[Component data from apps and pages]
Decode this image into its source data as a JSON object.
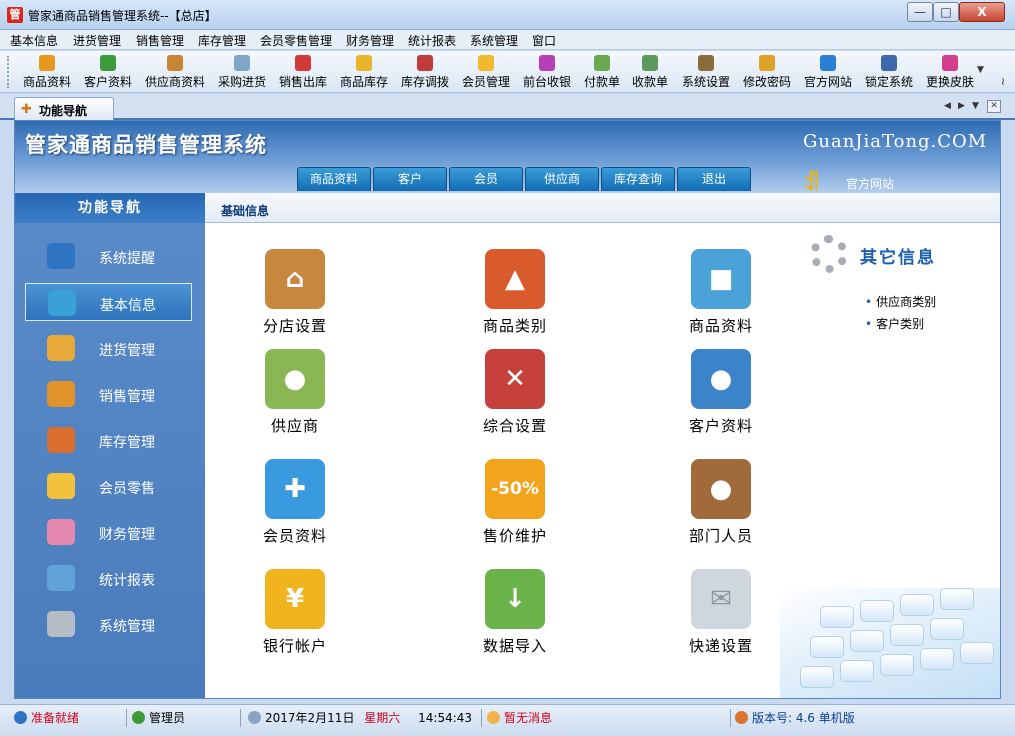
{
  "window": {
    "title": "管家通商品销售管理系统--【总店】",
    "logo_glyph": "管",
    "minimize": "—",
    "maximize": "□",
    "close": "X"
  },
  "menu": [
    "基本信息",
    "进货管理",
    "销售管理",
    "库存管理",
    "会员零售管理",
    "财务管理",
    "统计报表",
    "系统管理",
    "窗口"
  ],
  "toolbar": [
    {
      "label": "商品资料",
      "color": "#e59a1e"
    },
    {
      "label": "客户资料",
      "color": "#3c9a3a"
    },
    {
      "label": "供应商资料",
      "color": "#c98531"
    },
    {
      "label": "采购进货",
      "color": "#7fa6c9"
    },
    {
      "label": "销售出库",
      "color": "#d2393a"
    },
    {
      "label": "商品库存",
      "color": "#e8b52a"
    },
    {
      "label": "库存调拨",
      "color": "#c23b3b"
    },
    {
      "label": "会员管理",
      "color": "#f0b92e"
    },
    {
      "label": "前台收银",
      "color": "#b53fb8"
    },
    {
      "label": "付款单",
      "color": "#6aa84f"
    },
    {
      "label": "收款单",
      "color": "#5b9a5b"
    },
    {
      "label": "系统设置",
      "color": "#8a6b3b"
    },
    {
      "label": "修改密码",
      "color": "#e0a127"
    },
    {
      "label": "官方网站",
      "color": "#2a7fd4"
    },
    {
      "label": "锁定系统",
      "color": "#3d68b0"
    },
    {
      "label": "更换皮肤",
      "color": "#d43f8d"
    }
  ],
  "toolbar_more": "▼",
  "toolbar_edge": "≀",
  "tabs": {
    "active": "功能导航",
    "icon": "✚",
    "nav_left": "◀",
    "nav_right": "▶",
    "nav_down": "▼",
    "close": "✕"
  },
  "banner": {
    "title": "管家通商品销售管理系统",
    "site": "GuanJiaTong.COM",
    "tabs": [
      "商品资料",
      "客户",
      "会员",
      "供应商",
      "库存查询",
      "退出"
    ],
    "runner_glyph": "ꀊ",
    "official_link": "官方网站"
  },
  "sidebar": {
    "header": "功能导航",
    "items": [
      {
        "label": "系统提醒",
        "color": "#2f74c4",
        "active": false
      },
      {
        "label": "基本信息",
        "color": "#3aa0d8",
        "active": true
      },
      {
        "label": "进货管理",
        "color": "#e7a93a",
        "active": false
      },
      {
        "label": "销售管理",
        "color": "#e0922b",
        "active": false
      },
      {
        "label": "库存管理",
        "color": "#d96e2f",
        "active": false
      },
      {
        "label": "会员零售",
        "color": "#f2c23d",
        "active": false
      },
      {
        "label": "财务管理",
        "color": "#e589b0",
        "active": false
      },
      {
        "label": "统计报表",
        "color": "#5fa3d8",
        "active": false
      },
      {
        "label": "系统管理",
        "color": "#b4bcc6",
        "active": false
      }
    ]
  },
  "content": {
    "title": "基础信息",
    "tiles": [
      {
        "label": "分店设置",
        "color": "#c8873f",
        "glyph": "⌂"
      },
      {
        "label": "商品类别",
        "color": "#d95b2d",
        "glyph": "▲"
      },
      {
        "label": "商品资料",
        "color": "#4aa2d8",
        "glyph": "■"
      },
      {
        "label": "供应商",
        "color": "#8ab653",
        "glyph": "●"
      },
      {
        "label": "综合设置",
        "color": "#c6413b",
        "glyph": "✕"
      },
      {
        "label": "客户资料",
        "color": "#3b84c9",
        "glyph": "●"
      },
      {
        "label": "会员资料",
        "color": "#3a9ae0",
        "glyph": "✚"
      },
      {
        "label": "售价维护",
        "color": "#f2a41c",
        "glyph": "-50%"
      },
      {
        "label": "部门人员",
        "color": "#a06a3a",
        "glyph": "●"
      },
      {
        "label": "银行帐户",
        "color": "#f0b41f",
        "glyph": "¥"
      },
      {
        "label": "数据导入",
        "color": "#69b34a",
        "glyph": "↓"
      },
      {
        "label": "快递设置",
        "color": "#cfd6dd",
        "glyph": "✉"
      }
    ],
    "other": {
      "title": "其它信息",
      "links": [
        "供应商类别",
        "客户类别"
      ],
      "bullet": "•"
    }
  },
  "status": {
    "ready": "准备就绪",
    "user": "管理员",
    "date": "2017年2月11日",
    "weekday": "星期六",
    "time": "14:54:43",
    "message": "暂无消息",
    "version": "版本号: 4.6 单机版"
  },
  "colors": {
    "accent_blue": "#2f6cb3",
    "status_red": "#d0021b",
    "status_blue": "#0b3d91"
  }
}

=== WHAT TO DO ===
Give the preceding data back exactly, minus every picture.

=== REPLY ===
Decode this image into its source data as a JSON object.
{
  "window": {
    "title": "管家通商品销售管理系统--【总店】",
    "logo_glyph": "管",
    "minimize": "—",
    "maximize": "□",
    "close": "X"
  },
  "menu": [
    "基本信息",
    "进货管理",
    "销售管理",
    "库存管理",
    "会员零售管理",
    "财务管理",
    "统计报表",
    "系统管理",
    "窗口"
  ],
  "toolbar": [
    {
      "label": "商品资料",
      "color": "#e59a1e"
    },
    {
      "label": "客户资料",
      "color": "#3c9a3a"
    },
    {
      "label": "供应商资料",
      "color": "#c98531"
    },
    {
      "label": "采购进货",
      "color": "#7fa6c9"
    },
    {
      "label": "销售出库",
      "color": "#d2393a"
    },
    {
      "label": "商品库存",
      "color": "#e8b52a"
    },
    {
      "label": "库存调拨",
      "color": "#c23b3b"
    },
    {
      "label": "会员管理",
      "color": "#f0b92e"
    },
    {
      "label": "前台收银",
      "color": "#b53fb8"
    },
    {
      "label": "付款单",
      "color": "#6aa84f"
    },
    {
      "label": "收款单",
      "color": "#5b9a5b"
    },
    {
      "label": "系统设置",
      "color": "#8a6b3b"
    },
    {
      "label": "修改密码",
      "color": "#e0a127"
    },
    {
      "label": "官方网站",
      "color": "#2a7fd4"
    },
    {
      "label": "锁定系统",
      "color": "#3d68b0"
    },
    {
      "label": "更换皮肤",
      "color": "#d43f8d"
    }
  ],
  "toolbar_more": "▼",
  "toolbar_edge": "≀",
  "tabs": {
    "active": "功能导航",
    "icon": "✚",
    "nav_left": "◀",
    "nav_right": "▶",
    "nav_down": "▼",
    "close": "✕"
  },
  "banner": {
    "title": "管家通商品销售管理系统",
    "site": "GuanJiaTong.COM",
    "tabs": [
      "商品资料",
      "客户",
      "会员",
      "供应商",
      "库存查询",
      "退出"
    ],
    "runner_glyph": "ꀊ",
    "official_link": "官方网站"
  },
  "sidebar": {
    "header": "功能导航",
    "items": [
      {
        "label": "系统提醒",
        "color": "#2f74c4",
        "active": false
      },
      {
        "label": "基本信息",
        "color": "#3aa0d8",
        "active": true
      },
      {
        "label": "进货管理",
        "color": "#e7a93a",
        "active": false
      },
      {
        "label": "销售管理",
        "color": "#e0922b",
        "active": false
      },
      {
        "label": "库存管理",
        "color": "#d96e2f",
        "active": false
      },
      {
        "label": "会员零售",
        "color": "#f2c23d",
        "active": false
      },
      {
        "label": "财务管理",
        "color": "#e589b0",
        "active": false
      },
      {
        "label": "统计报表",
        "color": "#5fa3d8",
        "active": false
      },
      {
        "label": "系统管理",
        "color": "#b4bcc6",
        "active": false
      }
    ]
  },
  "content": {
    "title": "基础信息",
    "tiles": [
      {
        "label": "分店设置",
        "color": "#c8873f",
        "glyph": "⌂"
      },
      {
        "label": "商品类别",
        "color": "#d95b2d",
        "glyph": "▲"
      },
      {
        "label": "商品资料",
        "color": "#4aa2d8",
        "glyph": "■"
      },
      {
        "label": "供应商",
        "color": "#8ab653",
        "glyph": "●"
      },
      {
        "label": "综合设置",
        "color": "#c6413b",
        "glyph": "✕"
      },
      {
        "label": "客户资料",
        "color": "#3b84c9",
        "glyph": "●"
      },
      {
        "label": "会员资料",
        "color": "#3a9ae0",
        "glyph": "✚"
      },
      {
        "label": "售价维护",
        "color": "#f2a41c",
        "glyph": "-50%"
      },
      {
        "label": "部门人员",
        "color": "#a06a3a",
        "glyph": "●"
      },
      {
        "label": "银行帐户",
        "color": "#f0b41f",
        "glyph": "¥"
      },
      {
        "label": "数据导入",
        "color": "#69b34a",
        "glyph": "↓"
      },
      {
        "label": "快递设置",
        "color": "#cfd6dd",
        "glyph": "✉"
      }
    ],
    "other": {
      "title": "其它信息",
      "links": [
        "供应商类别",
        "客户类别"
      ],
      "bullet": "•"
    }
  },
  "status": {
    "ready": "准备就绪",
    "user": "管理员",
    "date": "2017年2月11日",
    "weekday": "星期六",
    "time": "14:54:43",
    "message": "暂无消息",
    "version": "版本号: 4.6 单机版"
  },
  "colors": {
    "accent_blue": "#2f6cb3",
    "status_red": "#d0021b",
    "status_blue": "#0b3d91"
  }
}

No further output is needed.